(Website and app data records)

☆ ☆ ☆ ☆

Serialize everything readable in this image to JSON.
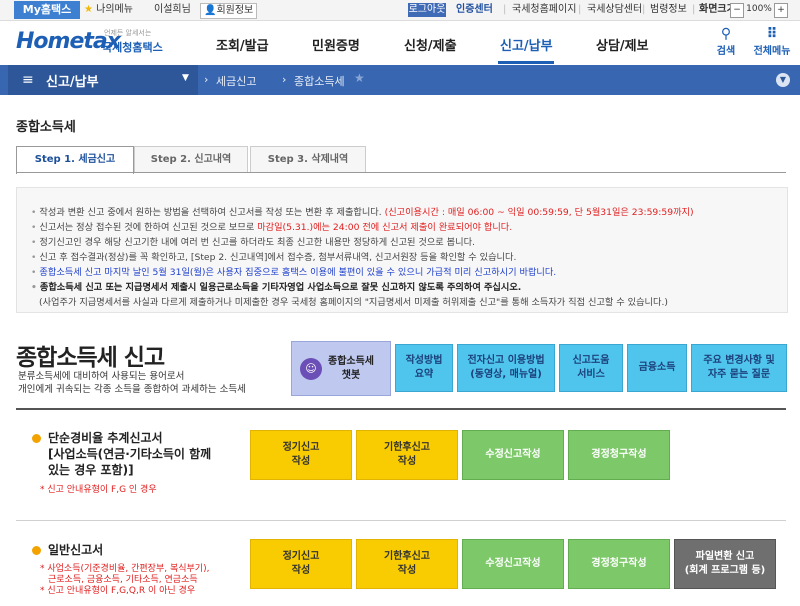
{
  "topbar": {
    "my_hometax": "My홈택스",
    "my_menu": "나의메뉴",
    "user_name": "이설희님",
    "member_info": "회원정보",
    "logout": "로그아웃",
    "cert_center": "인증센터",
    "links": [
      "국세청홈페이지",
      "국세상담센터",
      "범령정보"
    ],
    "screen_size_label": "화면크기",
    "zoom_minus": "−",
    "zoom_value": "100%",
    "zoom_plus": "+"
  },
  "header": {
    "logo_text": "Hometax",
    "logo_sub": "국세청홈택스",
    "logo_tiny": "언제든 알세서는",
    "nav": [
      "조회/발급",
      "민원증명",
      "신청/제출",
      "신고/납부",
      "상담/제보"
    ],
    "active_nav_index": 3,
    "search_label": "검색",
    "all_menu_label": "전체메뉴"
  },
  "bluebar": {
    "menu_title": "신고/납부",
    "crumbs": [
      "세금신고",
      "종합소득세"
    ]
  },
  "page": {
    "title": "종합소득세",
    "tabs": [
      "Step 1. 세금신고",
      "Step 2. 신고내역",
      "Step 3. 삭제내역"
    ],
    "active_tab_index": 0
  },
  "info": {
    "l1a": "작성과 변환 신고 중에서 원하는 방법을 선택하여 신고서를 작성 또는 변환 후 제출합니다.",
    "l1b": "(신고이용시간 : 매일 06:00 ~ 익일 00:59:59, 단 5월31일은 23:59:59까지)",
    "l2a": "신고서는 정상 접수된 것에 한하여 신고된 것으로 보므로",
    "l2b": "마감일(5.31.)에는 24:00 전에 신고서 제출이 완료되어야 합니다.",
    "l3": "정기신고인 경우 해당 신고기한 내에 여러 번 신고를 하더라도 최종 신고한 내용만 정당하게 신고된 것으로 봅니다.",
    "l4": "신고 후 접수결과(정상)를 꼭 확인하고, [Step 2. 신고내역]에서 접수증, 첨부서류내역, 신고서원장 등을 확인할 수 있습니다.",
    "l5": "종합소득세 신고 마지막 날인 5월 31일(월)은 사용자 집중으로 홈택스 이용에 불편이 있을 수 있으니 가급적 미리 신고하시기 바랍니다.",
    "l6": "종합소득세 신고 또는 지급명세서 제출시 일용근로소득을 기타자영업 사업소득으로 잘못 신고하지 않도록 주의하여 주십시오.",
    "l7": "(사업주가 지급명세서를 사실과 다르게 제출하거나 미제출한 경우 국세청 홈페이지의 \"지급명세서 미제출 허위제출 신고\"를 통해 소득자가 직접 신고할 수 있습니다.)"
  },
  "section_head": {
    "title": "종합소득세 신고",
    "desc1": "분류소득세에 대비하여 사용되는 용어로서",
    "desc2": "개인에게 귀속되는 각종 소득을 종합하여 과세하는 소득세"
  },
  "quick_buttons": {
    "chatbot1": "종합소득세",
    "chatbot2": "챗봇",
    "guide1": "작성방법",
    "guide2": "요약",
    "usage1": "전자신고 이용방법",
    "usage2": "(동영상, 매뉴얼)",
    "help1": "신고도움",
    "help2": "서비스",
    "finance": "금융소득",
    "faq1": "주요 변경사항 및",
    "faq2": "자주 묻는 질문"
  },
  "section1": {
    "title1": "단순경비율 추계신고서",
    "title2": "[사업소득(연금·기타소득이 함께",
    "title3": "있는 경우 포함)]",
    "note": "* 신고 안내유형이 F,G 인 경우",
    "btn_regular1": "정기신고",
    "btn_regular2": "작성",
    "btn_late1": "기한후신고",
    "btn_late2": "작성",
    "btn_amend": "수정신고작성",
    "btn_claim": "경정청구작성"
  },
  "section2": {
    "title": "일반신고서",
    "note1": "* 사업소득(기준경비율, 간편장부, 복식부기),",
    "note2": "근로소득, 금융소득, 기타소득, 연금소득",
    "note3": "* 신고 안내유형이 F,G,Q,R 이 아닌 경우",
    "btn_regular1": "정기신고",
    "btn_regular2": "작성",
    "btn_late1": "기한후신고",
    "btn_late2": "작성",
    "btn_amend": "수정신고작성",
    "btn_claim": "경정청구작성",
    "btn_file1": "파일변환 신고",
    "btn_file2": "(회계 프로그램 등)"
  },
  "colors": {
    "brand_blue": "#1c5fb5",
    "bar_blue": "#3866b0",
    "quick_cyan": "#4fc5ee",
    "action_yellow": "#f8cc00",
    "action_green": "#7dc96a",
    "action_gray": "#6f6f6f",
    "notice_red": "#e02020"
  }
}
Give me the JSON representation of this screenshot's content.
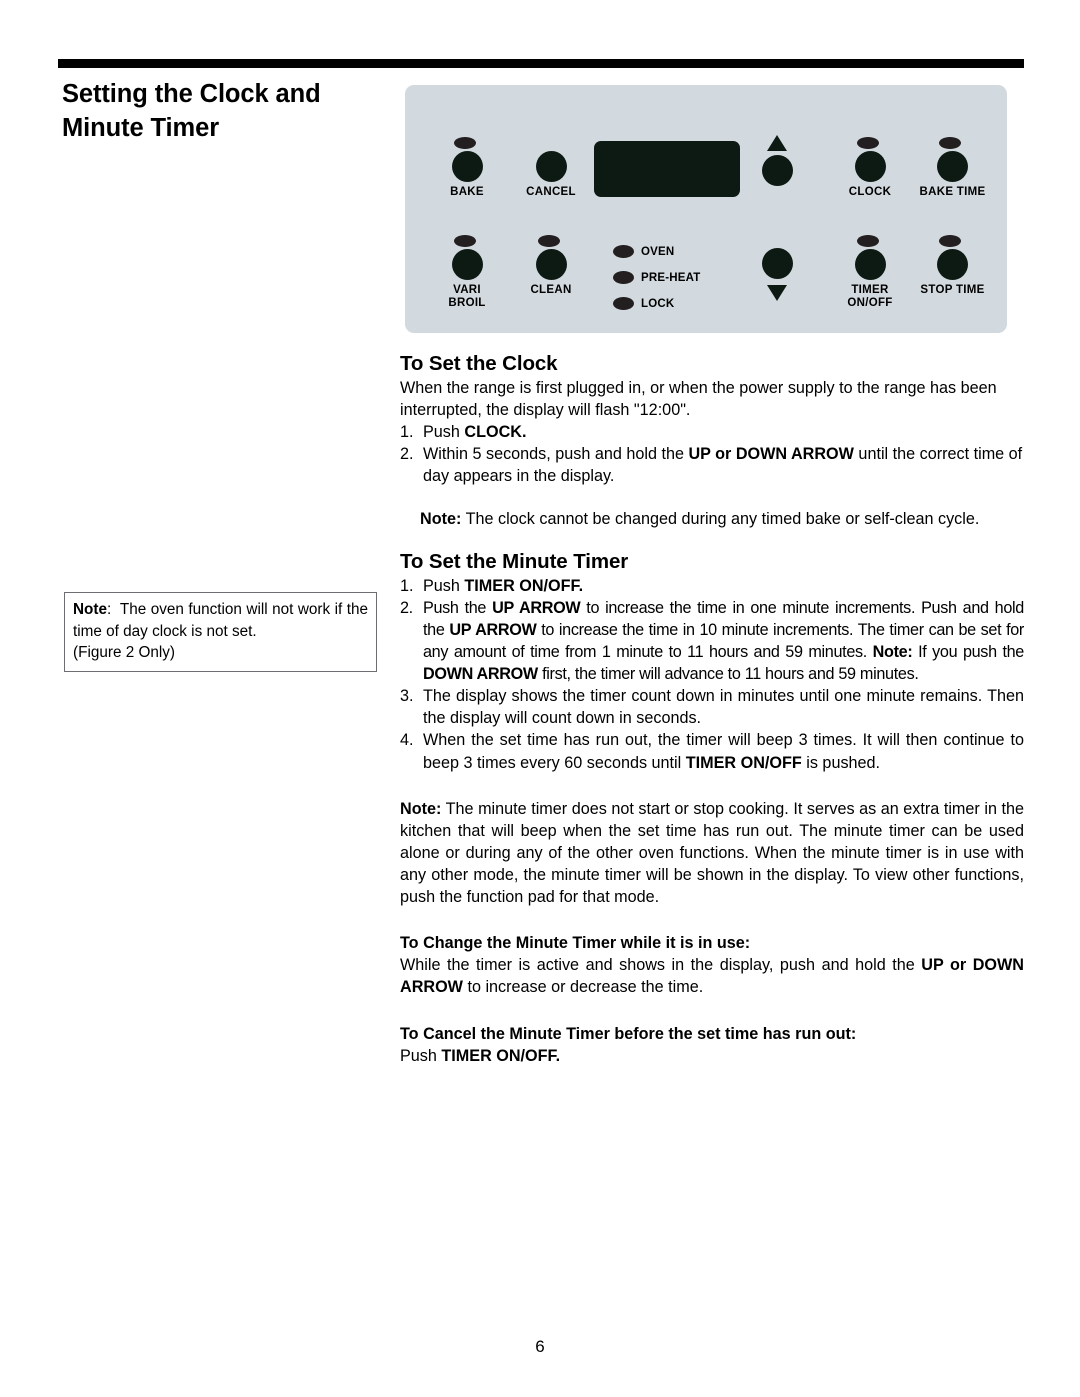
{
  "page": {
    "title_line1": "Setting the Clock and",
    "title_line2": "Minute Timer",
    "number": "6"
  },
  "colors": {
    "panel_background": "#d3dadf",
    "pad": "#0d1a14",
    "led": "#231f20",
    "note_border": "#6d6e71",
    "rule": "#000000"
  },
  "control_panel": {
    "display_window_label": "display-window",
    "pads": [
      {
        "id": "bake",
        "label": "BAKE",
        "has_led": true
      },
      {
        "id": "cancel",
        "label": "CANCEL",
        "has_led": false
      },
      {
        "id": "vari-broil",
        "label_line1": "VARI",
        "label_line2": "BROIL",
        "has_led": true
      },
      {
        "id": "clean",
        "label": "CLEAN",
        "has_led": true
      },
      {
        "id": "up-arrow",
        "label": "",
        "icon": "triangle-up-icon",
        "has_led": false
      },
      {
        "id": "down-arrow",
        "label": "",
        "icon": "triangle-down-icon",
        "has_led": false
      },
      {
        "id": "clock",
        "label": "CLOCK",
        "has_led": true
      },
      {
        "id": "bake-time",
        "label": "BAKE TIME",
        "has_led": true
      },
      {
        "id": "timer-on-off",
        "label_line1": "TIMER",
        "label_line2": "ON/OFF",
        "has_led": true
      },
      {
        "id": "stop-time",
        "label": "STOP TIME",
        "has_led": true
      }
    ],
    "indicators": [
      {
        "id": "oven",
        "label": "OVEN"
      },
      {
        "id": "pre-heat",
        "label": "PRE-HEAT"
      },
      {
        "id": "lock",
        "label": "LOCK"
      }
    ]
  },
  "note_box": {
    "label": "Note",
    "colon": ":",
    "text_line1": "The oven function will not work",
    "text_line2": "if the time of day clock is not set.",
    "text_line3": "(Figure 2 Only)"
  },
  "sections": {
    "clock": {
      "heading": "To Set the Clock",
      "intro": "When the range is first plugged in, or when the power supply to the range has been interrupted, the display will flash \"12:00\".",
      "steps": [
        {
          "num": "1.",
          "pre": "Push ",
          "bold": "CLOCK.",
          "post": ""
        },
        {
          "num": "2.",
          "pre": "Within 5 seconds, push and hold the ",
          "bold": "UP or DOWN ARROW",
          "post": " until the correct time of day appears in the display."
        }
      ],
      "note_label": "Note:",
      "note_text": " The clock cannot be changed during any timed bake or self-clean cycle."
    },
    "minute_timer": {
      "heading": "To Set the Minute Timer",
      "step1_num": "1.",
      "step1_pre": "Push ",
      "step1_bold": "TIMER ON/OFF.",
      "step2_num": "2.",
      "step2_a": "Push the ",
      "step2_b1": "UP ARROW",
      "step2_c": " to increase the time in one minute increments. Push and hold the ",
      "step2_b2": "UP ARROW",
      "step2_d": " to increase the time in 10 minute increments. The timer can be set for any amount of time from 1 minute to 11 hours and 59 minutes. ",
      "step2_note_label": "Note:",
      "step2_e": " If you push the ",
      "step2_b3": "DOWN ARROW",
      "step2_f": " first, the timer will advance to 11 hours and 59 minutes.",
      "step3_num": "3.",
      "step3_text": "The display shows the timer count down in minutes until one minute remains. Then the display will count down in seconds.",
      "step4_num": "4.",
      "step4_a": "When the set time has run out, the timer will beep 3 times. It will then continue to beep 3 times every 60 seconds until ",
      "step4_b": "TIMER ON/OFF",
      "step4_c": " is pushed.",
      "note_label": "Note:",
      "note_text": "  The minute timer does not start or stop cooking. It serves as an extra timer in the kitchen that will beep when the set time has run out. The minute timer can be used alone or during any of the other oven functions. When the minute timer is in use with any other mode, the minute timer will be shown in the display. To view other functions, push the function pad for that mode."
    },
    "change_timer": {
      "heading": "To Change the Minute Timer while it is in use:",
      "body_a": "While the timer is active and shows in the display, push and hold the ",
      "body_b": "UP or DOWN ARROW",
      "body_c": " to increase or decrease the time."
    },
    "cancel_timer": {
      "heading": "To Cancel the Minute Timer before the set time has run out:",
      "body_a": "Push ",
      "body_b": "TIMER ON/OFF."
    }
  }
}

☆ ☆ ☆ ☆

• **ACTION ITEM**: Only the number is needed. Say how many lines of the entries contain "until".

• **RESULT OF THE TASK**: 3